Currently doing Exercise 2-1-1 and got a bit confused on counting intervals.
In your video you explain how to count say a 4th from C, and then go on to talk about the qualities of intervals.
So when I tried to count a P4 from F, I wound up on B, when it in fact is supposed to be a Bb (which I found out after googling some).
Correct me if I’m wrong, but I can’t recall hearing you talk about how many half steps there are in each interval?
Counting “4 notes from C” makes a P4, but doing the same from F and you’ll end up a half step too far for a P4.
With this in mind, it’d be awesome to hear if you could share some tips on how to memorise the size of each interval, I’ve been doing this:
Major 2nd = 2 half steps
Major 3rd = 4 half steps
Perfect 4th = 5 half steps
Perfect 5th = 7 half steps
Major 6th = 9 half steps
Major 7th = 11 half steps
Perfect 8th = 12 half steps (octave)
From there I go -1 half step for minor and dim, +1 half step for aug.
Are there any easier methods to memorising this?
Remember, there are two things we are thinking about with intervals in regards to diatonic music – the distance and the quality.
I am not saying in the video that every time you count up 4 spaces, you will get a perfect 4th, you will just get a 4th. So C to F, is a 4th, and F to B is a 4th, just as D to G, E to A and so on.
Once you know the distance, then you must figure out the quality. So C to F is a perfect 4th, because, as you point out, there are 5 half-steps. F to B is an augmented 4th because there are 6 half-steps.
In the context of C major, without any accidentals, the distance of the 4th scale degree to the 7th scale degree, is always an augmented 4th.
While counting half-steps is accurate, it is far less useful for composing tonal diatonic music.
The goal of learning and practicing intervals, is not so you get good at calculating intervals. It is so you don’t have to think about them anymore. They just make sense.
So learning them from the reference point of scales will be far more beneficial for understanding tonal music, than by half-steps.
Thanks for your response!
I see, the point of learning it from a point of tonal music, thanks for pointing that out.
However, I was aiming at the fact that I was trying to do the 2-1-1 exercise using what I learnt in the module so far (and previous modules), and I failed at it because even though you didn’t say counting 4 always made a perfect 4th, neither did you point out how to identify the 4th as being perfect, augmented or diminished.
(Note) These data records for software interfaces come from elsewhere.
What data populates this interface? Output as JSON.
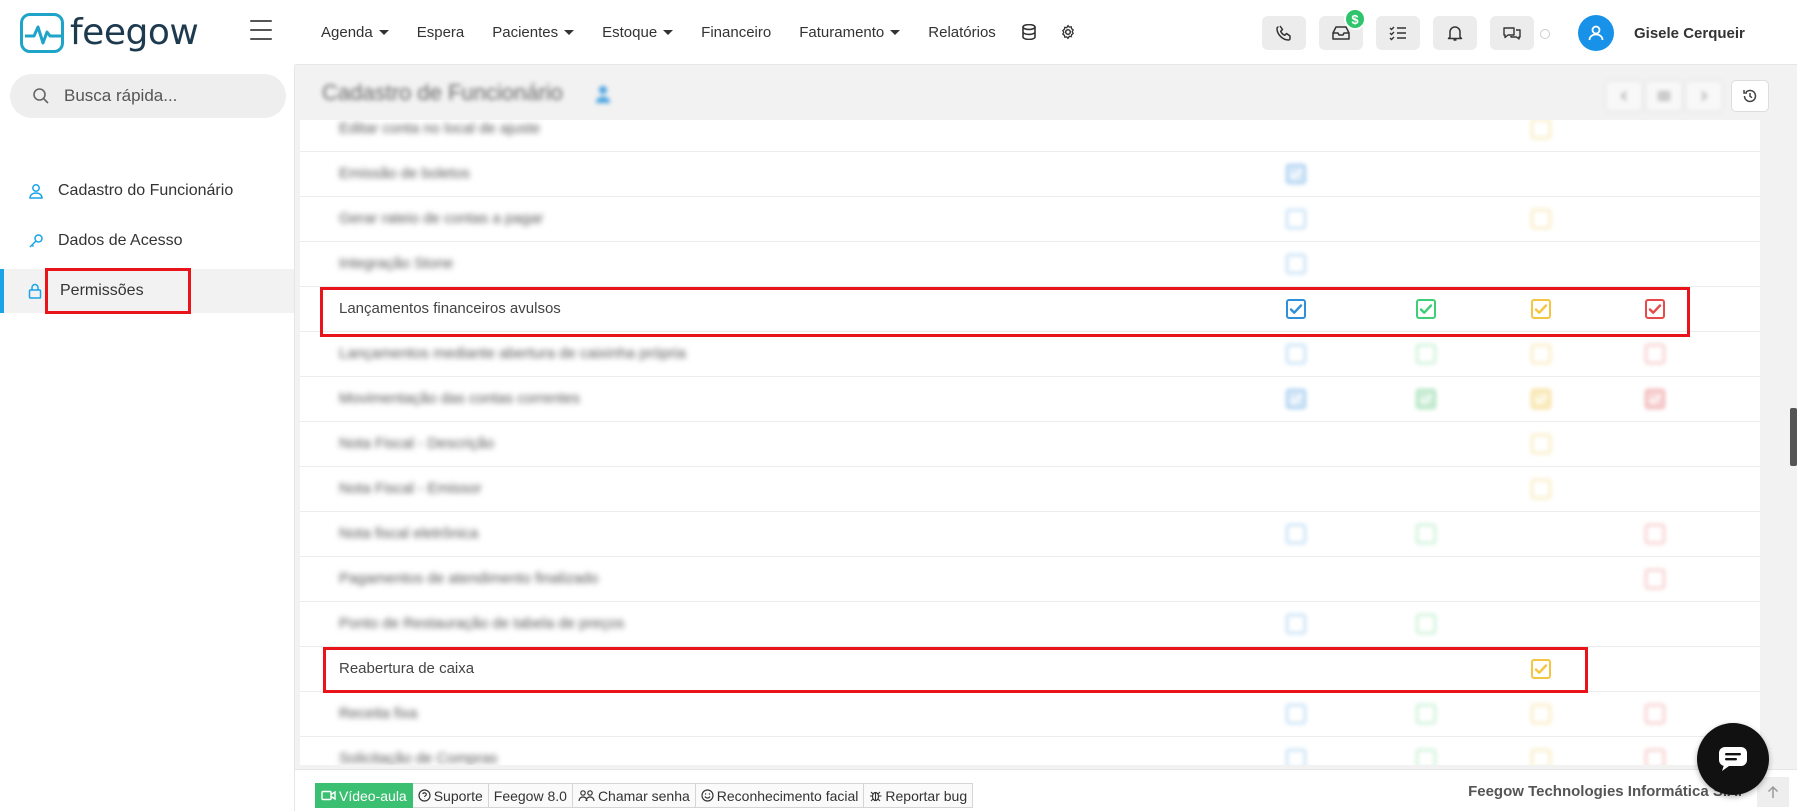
{
  "app": {
    "logo_text": "feegow",
    "user_name": "Gisele Cerqueir",
    "notification_badge": "$"
  },
  "topnav": {
    "items": [
      {
        "label": "Agenda",
        "dropdown": true
      },
      {
        "label": "Espera",
        "dropdown": false
      },
      {
        "label": "Pacientes",
        "dropdown": true
      },
      {
        "label": "Estoque",
        "dropdown": true
      },
      {
        "label": "Financeiro",
        "dropdown": false
      },
      {
        "label": "Faturamento",
        "dropdown": true
      },
      {
        "label": "Relatórios",
        "dropdown": false
      }
    ]
  },
  "sidebar": {
    "search_placeholder": "Busca rápida...",
    "items": [
      {
        "label": "Cadastro do Funcionário",
        "icon": "user-icon"
      },
      {
        "label": "Dados de Acesso",
        "icon": "key-icon"
      },
      {
        "label": "Permissões",
        "icon": "lock-icon",
        "active": true
      }
    ]
  },
  "page": {
    "title": "Cadastro de Funcionário"
  },
  "permissions": {
    "rows": [
      {
        "label": "Editar conta no local de ajuste",
        "blurred": true,
        "boxes": [
          "",
          "",
          "faint",
          ""
        ]
      },
      {
        "label": "Emissão de boletos",
        "blurred": true,
        "boxes": [
          "fill",
          "",
          "",
          ""
        ]
      },
      {
        "label": "Gerar rateio de contas a pagar",
        "blurred": true,
        "boxes": [
          "faint",
          "",
          "faint",
          ""
        ]
      },
      {
        "label": "Integração Stone",
        "blurred": true,
        "boxes": [
          "faint",
          "",
          "",
          ""
        ]
      },
      {
        "label": "Lançamentos financeiros avulsos",
        "blurred": false,
        "boxes": [
          "checked",
          "checked",
          "checked",
          "checked"
        ]
      },
      {
        "label": "Lançamentos mediante abertura de caixinha própria",
        "blurred": true,
        "boxes": [
          "faint",
          "faint",
          "faint",
          "faint"
        ]
      },
      {
        "label": "Movimentação das contas correntes",
        "blurred": true,
        "boxes": [
          "fill",
          "fill",
          "fill",
          "fill"
        ]
      },
      {
        "label": "Nota Fiscal - Descrição",
        "blurred": true,
        "boxes": [
          "",
          "",
          "faint",
          ""
        ]
      },
      {
        "label": "Nota Fiscal - Emissor",
        "blurred": true,
        "boxes": [
          "",
          "",
          "faint",
          ""
        ]
      },
      {
        "label": "Nota fiscal eletrônica",
        "blurred": true,
        "boxes": [
          "faint",
          "faint",
          "",
          "faint"
        ]
      },
      {
        "label": "Pagamentos de atendimento finalizado",
        "blurred": true,
        "boxes": [
          "",
          "",
          "",
          "faint"
        ]
      },
      {
        "label": "Ponto de Restauração de tabela de preços",
        "blurred": true,
        "boxes": [
          "faint",
          "faint",
          "",
          ""
        ]
      },
      {
        "label": "Reabertura de caixa",
        "blurred": false,
        "boxes": [
          "",
          "",
          "checked",
          ""
        ]
      },
      {
        "label": "Receita fixa",
        "blurred": true,
        "boxes": [
          "faint",
          "faint",
          "faint",
          "faint"
        ]
      },
      {
        "label": "Solicitação de Compras",
        "blurred": true,
        "boxes": [
          "faint",
          "faint",
          "faint",
          "faint"
        ]
      }
    ]
  },
  "footer": {
    "links": [
      "Vídeo-aula",
      "Suporte",
      "Feegow 8.0",
      "Chamar senha",
      "Reconhecimento facial",
      "Reportar bug"
    ],
    "company": "Feegow Technologies Informática S.A."
  },
  "colors": {
    "accent": "#1aa3e8",
    "highlight": "#e8141a",
    "col_blue": "#2f8fd8",
    "col_green": "#3ccf75",
    "col_yellow": "#f4c542",
    "col_red": "#e84a4a"
  }
}
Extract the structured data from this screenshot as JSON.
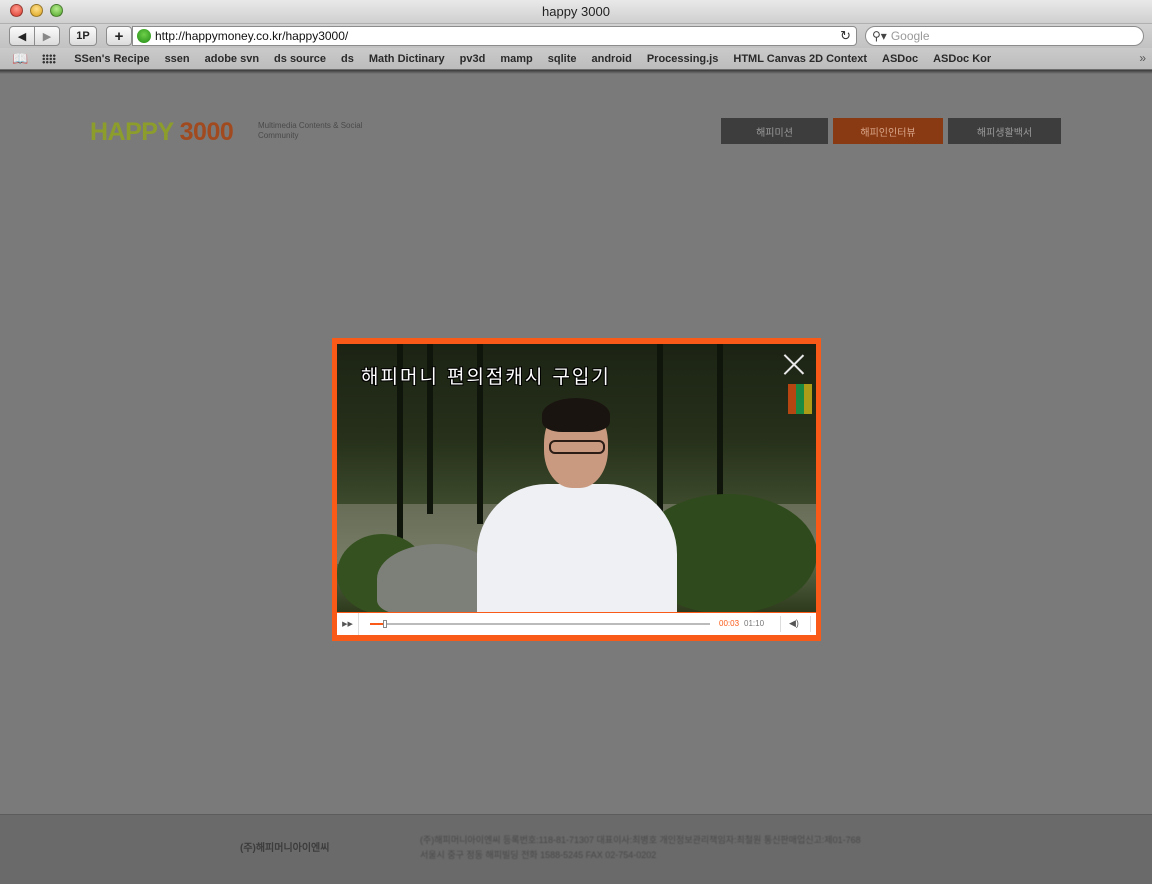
{
  "window": {
    "title": "happy 3000"
  },
  "toolbar": {
    "one_p_label": "1P",
    "add_label": "+",
    "url": "http://happymoney.co.kr/happy3000/",
    "search_placeholder": "Google"
  },
  "bookmarks": {
    "items": [
      "SSen's Recipe",
      "ssen",
      "adobe svn",
      "ds source",
      "ds",
      "Math Dictinary",
      "pv3d",
      "mamp",
      "sqlite",
      "android",
      "Processing.js",
      "HTML Canvas 2D Context",
      "ASDoc",
      "ASDoc Kor"
    ]
  },
  "page": {
    "logo_part1": "HAPPY",
    "logo_part2": "3000",
    "logo_sub": "Multimedia Contents & Social Community",
    "nav": [
      "해피미션",
      "해피인인터뷰",
      "해피생활백서"
    ],
    "footer_brand": "(주)해피머니아이엔씨",
    "footer_info": [
      "(주)해피머니아이엔씨 등록번호:118-81-71307 대표이사:최병호 개인정보관리책임자:최철원 통신판매업신고:제01-768",
      "서울시 중구 정동 해피빌딩 전화 1588-5245 FAX 02-754-0202"
    ]
  },
  "player": {
    "subtitle": "해피머니 편의점캐시 구입기",
    "time_current": "00:03",
    "time_total": "01:10",
    "progress": 0.043,
    "colors": {
      "border": "#fa5a17",
      "accent": "#fa5a17"
    }
  },
  "icons": {
    "back": "left-arrow-icon",
    "forward": "right-arrow-icon",
    "reload": "reload-icon",
    "search": "magnifier-icon",
    "bookmarks_book": "book-icon",
    "top_sites": "grid-icon",
    "more": "chevron-double-right-icon",
    "play": "play-icon",
    "volume": "speaker-icon",
    "close": "close-icon"
  }
}
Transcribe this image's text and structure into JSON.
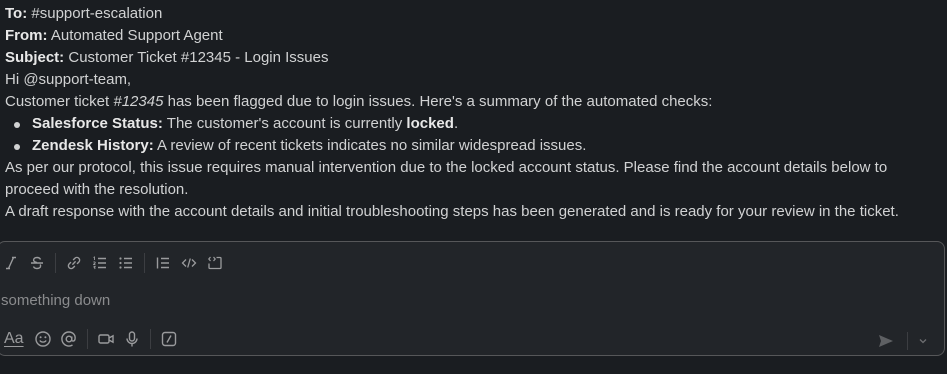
{
  "message": {
    "to_label": "To:",
    "to_value": "#support-escalation",
    "from_label": "From:",
    "from_value": "Automated Support Agent",
    "subject_label": "Subject:",
    "subject_value": "Customer Ticket #12345 - Login Issues",
    "greeting": "Hi @support-team,",
    "intro_pre": "Customer ticket ",
    "intro_ticket": "#12345",
    "intro_post": " has been flagged due to login issues. Here's a summary of the automated checks:",
    "checks": [
      {
        "label": "Salesforce Status:",
        "text_pre": " The customer's account is currently ",
        "text_strong": "locked",
        "text_post": "."
      },
      {
        "label": "Zendesk History:",
        "text": " A review of recent tickets indicates no similar widespread issues."
      }
    ],
    "protocol": "As per our protocol, this issue requires manual intervention due to the locked account status. Please find the account details below to proceed with the resolution.",
    "draft": "A draft response with the account details and initial troubleshooting steps has been generated and is ready for your review in the ticket."
  },
  "composer": {
    "placeholder_text": "something down",
    "format_label": "Aa",
    "toolbar_icons": [
      "italic-icon",
      "strikethrough-icon",
      "link-icon",
      "ordered-list-icon",
      "bulleted-list-icon",
      "blockquote-icon",
      "code-icon",
      "code-block-icon"
    ],
    "bottom_icons": [
      "emoji-icon",
      "mention-icon",
      "video-icon",
      "microphone-icon",
      "slash-command-icon"
    ],
    "send_icons": [
      "send-icon",
      "chevron-down-icon"
    ]
  }
}
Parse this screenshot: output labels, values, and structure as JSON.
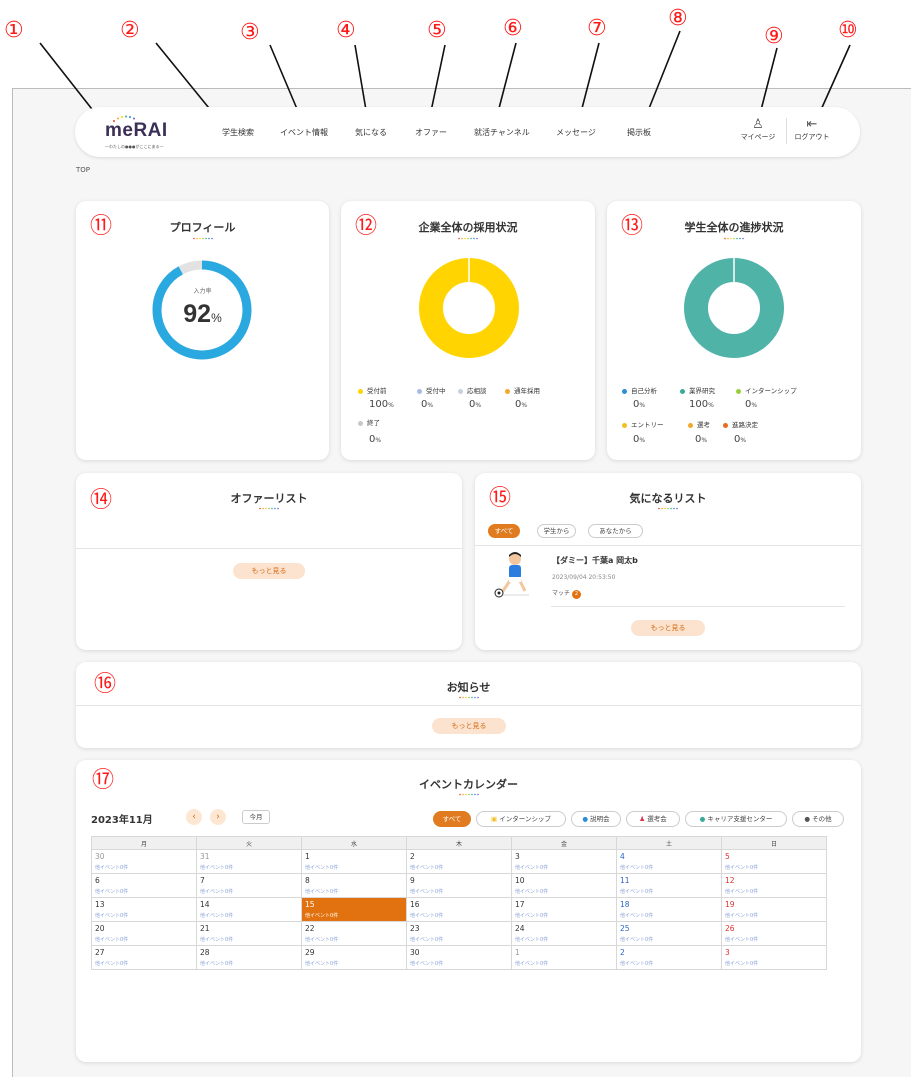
{
  "annotations": [
    "①",
    "②",
    "③",
    "④",
    "⑤",
    "⑥",
    "⑦",
    "⑧",
    "⑨",
    "⑩",
    "⑪",
    "⑫",
    "⑬",
    "⑭",
    "⑮",
    "⑯",
    "⑰"
  ],
  "logo": {
    "name": "meRAI",
    "tagline": "—わたしの●●●がここにある—"
  },
  "nav": {
    "items": [
      "学生検索",
      "イベント情報",
      "気になる",
      "オファー",
      "就活チャンネル",
      "メッセージ",
      "掲示板"
    ],
    "mypage": "マイページ",
    "logout": "ログアウト"
  },
  "breadcrumb": "TOP",
  "profile": {
    "title": "プロフィール",
    "rate_label": "入力率",
    "rate_value": "92",
    "rate_unit": "%",
    "rate_fraction": 0.92,
    "accent": "#2aa9e0"
  },
  "company": {
    "title": "企業全体の採用状況",
    "donut_color": "#ffd400",
    "legend": [
      {
        "label": "受付前",
        "value": "100",
        "unit": "%",
        "color": "#ffd400"
      },
      {
        "label": "受付中",
        "value": "0",
        "unit": "%",
        "color": "#a8b8e8"
      },
      {
        "label": "応相談",
        "value": "0",
        "unit": "%",
        "color": "#c8d2dc"
      },
      {
        "label": "通年採用",
        "value": "0",
        "unit": "%",
        "color": "#f2a72e"
      },
      {
        "label": "終了",
        "value": "0",
        "unit": "%",
        "color": "#c8c8c8"
      }
    ]
  },
  "students": {
    "title": "学生全体の進捗状況",
    "donut_color": "#4fb3a8",
    "legend": [
      {
        "label": "自己分析",
        "value": "0",
        "unit": "%",
        "color": "#2b8fd6"
      },
      {
        "label": "業界研究",
        "value": "100",
        "unit": "%",
        "color": "#3aa99a"
      },
      {
        "label": "インターンシップ",
        "value": "0",
        "unit": "%",
        "color": "#9ccc3a"
      },
      {
        "label": "エントリー",
        "value": "0",
        "unit": "%",
        "color": "#f2c01e"
      },
      {
        "label": "選考",
        "value": "0",
        "unit": "%",
        "color": "#f2a72e"
      },
      {
        "label": "進路決定",
        "value": "0",
        "unit": "%",
        "color": "#ea6a1e"
      }
    ]
  },
  "offers": {
    "title": "オファーリスト",
    "more": "もっと見る"
  },
  "watchlist": {
    "title": "気になるリスト",
    "tabs": [
      "すべて",
      "学生から",
      "あなたから"
    ],
    "item": {
      "name": "【ダミー】千葉a 岡太b",
      "datetime": "2023/09/04 20:53:50",
      "match_label": "マッチ",
      "match_count": "2"
    },
    "more": "もっと見る"
  },
  "news": {
    "title": "お知らせ",
    "more": "もっと見る"
  },
  "calendar": {
    "title": "イベントカレンダー",
    "month": "2023年11月",
    "prev": "‹",
    "next": "›",
    "today_btn": "今月",
    "filters": [
      "すべて",
      "インターンシップ",
      "説明会",
      "選考会",
      "キャリア支援センター",
      "その他"
    ],
    "weekdays": [
      "月",
      "火",
      "水",
      "木",
      "金",
      "土",
      "日"
    ],
    "event_text": "他イベント0件",
    "weeks": [
      [
        "30",
        "31",
        "1",
        "2",
        "3",
        "4",
        "5"
      ],
      [
        "6",
        "7",
        "8",
        "9",
        "10",
        "11",
        "12"
      ],
      [
        "13",
        "14",
        "15",
        "16",
        "17",
        "18",
        "19"
      ],
      [
        "20",
        "21",
        "22",
        "23",
        "24",
        "25",
        "26"
      ],
      [
        "27",
        "28",
        "29",
        "30",
        "1",
        "2",
        "3"
      ]
    ],
    "today": "15"
  }
}
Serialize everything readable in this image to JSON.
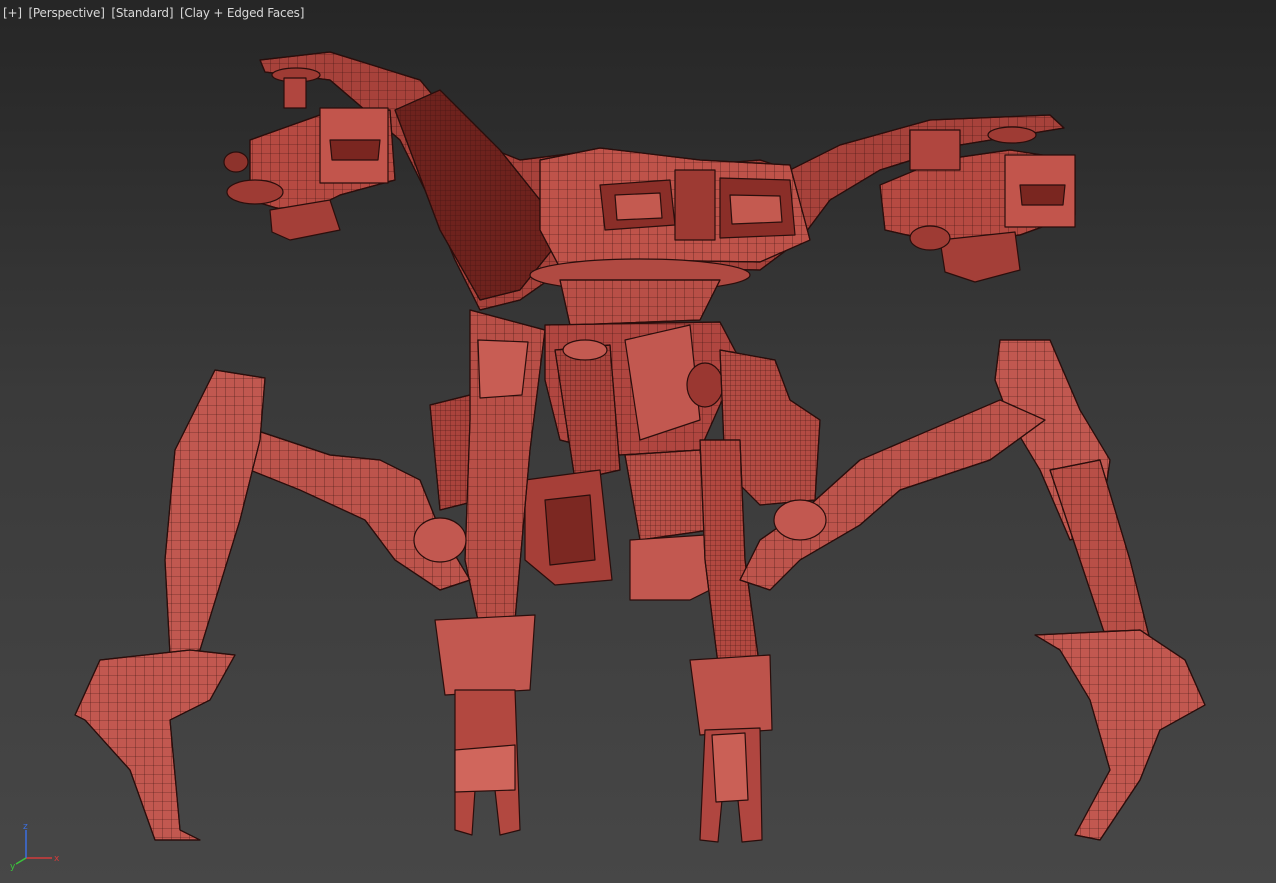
{
  "viewport": {
    "labels": [
      "[+]",
      "[Perspective]",
      "[Standard]",
      "[Clay + Edged Faces]"
    ]
  },
  "axis_gizmo": {
    "x": "x",
    "y": "y",
    "z": "z",
    "colors": {
      "x": "#d23b3b",
      "y": "#3bc43b",
      "z": "#3b6fe0"
    }
  },
  "colors": {
    "clay": "#b64a42",
    "clay_light": "#cf5e55",
    "clay_dark": "#7a2620",
    "edge": "#2a0e0c"
  }
}
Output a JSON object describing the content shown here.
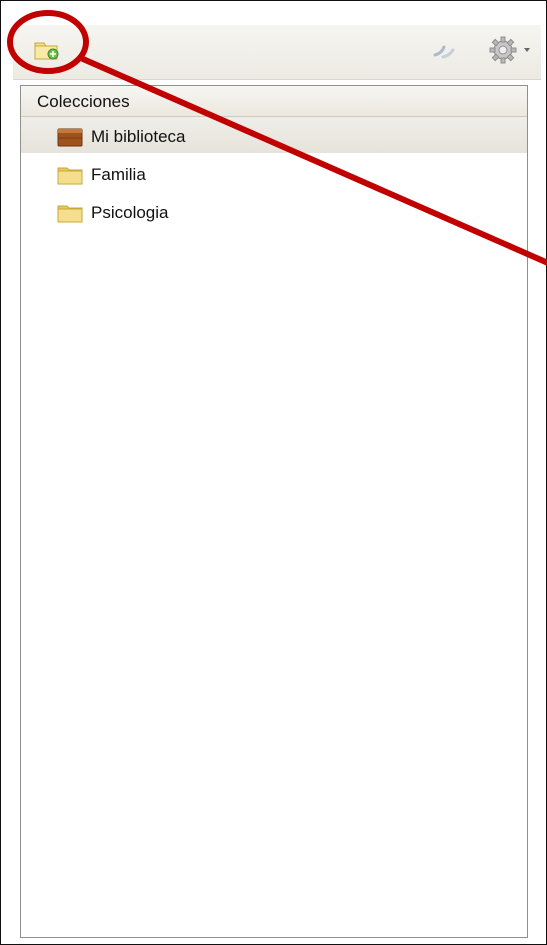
{
  "collections_panel": {
    "header": "Colecciones",
    "items": [
      {
        "label": "Mi biblioteca",
        "icon": "library-icon",
        "selected": true
      },
      {
        "label": "Familia",
        "icon": "folder-icon",
        "selected": false
      },
      {
        "label": "Psicologia",
        "icon": "folder-icon",
        "selected": false
      }
    ]
  },
  "toolbar": {
    "icons": [
      "new-collection-icon",
      "sync-icon",
      "gear-icon",
      "dropdown-arrow-icon"
    ]
  },
  "colors": {
    "annotation_red": "#c10000",
    "folder_yellow": "#f0d070",
    "library_brown": "#a0521c"
  }
}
Well, at least I didn’t understand it if you did hehe.
Please don’t take my feedback as complaining, I’m just both trying to get the most out of this course while also providing feedback on the things I have a hard time understanding. 🙂